REM-sleep is a mentally active phase of sleep. During REM-sleep, our bodies function in many ways that are similar to when we are awake. Our minds are active, with increased respiration and heart rate with more variability than is observed in other sleep stages. REM-sleep is thought to be essential for memory formation and storage, while most of our muscles shut down, severely restricting movement during this phase. REM-sleep deprivation is known to increase basal arousal and affect physiological and psychological processes as well as neurotransmitter levels, but the mechanism through which these effects are caused is not fully understood. During the initial stages of REM-sleep deprivation, plasma corticosterone levels increase, indicating that sleep deprivation results in stress on the process of maintaining body homeostasis (Mathangi

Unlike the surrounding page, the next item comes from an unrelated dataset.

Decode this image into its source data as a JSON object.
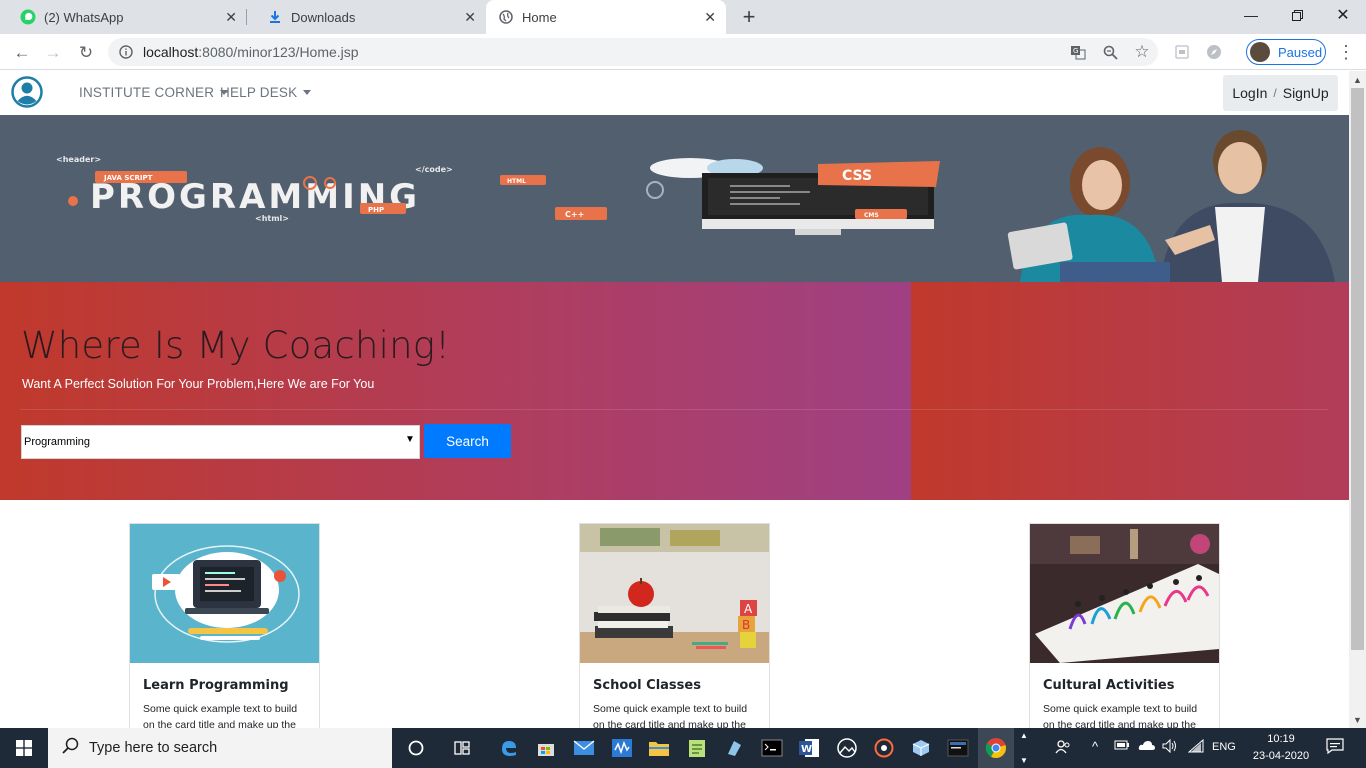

It may be assumed that the mechanism of action of linalool in improving the depression that is caused by stress during REM-sleep deprivation may involve the serotonergic pathway, because the levels of hippocampal serotonin appear to be altered by linalool. The relationship between stress and serotonin has been studied previously. It has been reported that stress increases serotonin turnover in the hypothalamus, the tonsils, and the hippocampus in rats. Additionally, serotonin-induced hyperglycemia is associated with a decrease in serotonin levels in stress patients (Dunn and Welch, 1991). Furthermore, the role of serotonin in mental disorders, such as depression, is well known. Notably, it has been suggested that serotonin may be directly or indirectly involved in depression-induced behavioral impairment, as SSRIs (selective serotonin reuptake inhibitors) are known to be protective against depression. As displayed in Fig. 5, we found that REM-sleep deprivation induced an increase in hippocampal serotonin levels, indicating that sleep deprivation-induced stress led to increased serotonin turnover, resulting in a temporary increase in serotonin levels. In addition, linalool treatment led to higher serotonin levels than treatment with a vehicle. Increased serotonin levels may have a positive effect in the short term, while maintaining a high level of serotonin in the hippocampus for a long period without a rapid decrease may have other effects. Furthermore, in our results, linalool attenuated the reduction of plasma serotonin levels that were induced by REM-sleep deprivation (Fig. 5B), consistent with previous reports that higher plasma serotonin levels lead to a better mood (Williams
We first reported that linalool improves the behavioral impairments caused by memory loss following REM-sleep deprivation. It is possible that linalool has the ability to ameliorate the behavioral impairments of REM-sleep deprivation via the serotonergic system. Serotonin has not only been related to the inhibition of sleep and the promotion of wakefulness, but also plays a role in the initiation and maintenance of sleep (Zhang
The authors declare that there are no conflicts of interest.
This research was supported by the Basic Science Research Program through the National Research Foundation of Korea (NRF) funded by the Ministry of Education (Grant number: 2015R1D1A1A01060069 and 2017R1D1A1B03028743) and by the Commercialization Promotion Agency for R&D Outcomes (COMPA) funded by the Ministry of Science and ICT (MSIT) (Development of sleep-improving functional food with fermented extract of Perilla frutescens Britton var. acuta Kudo).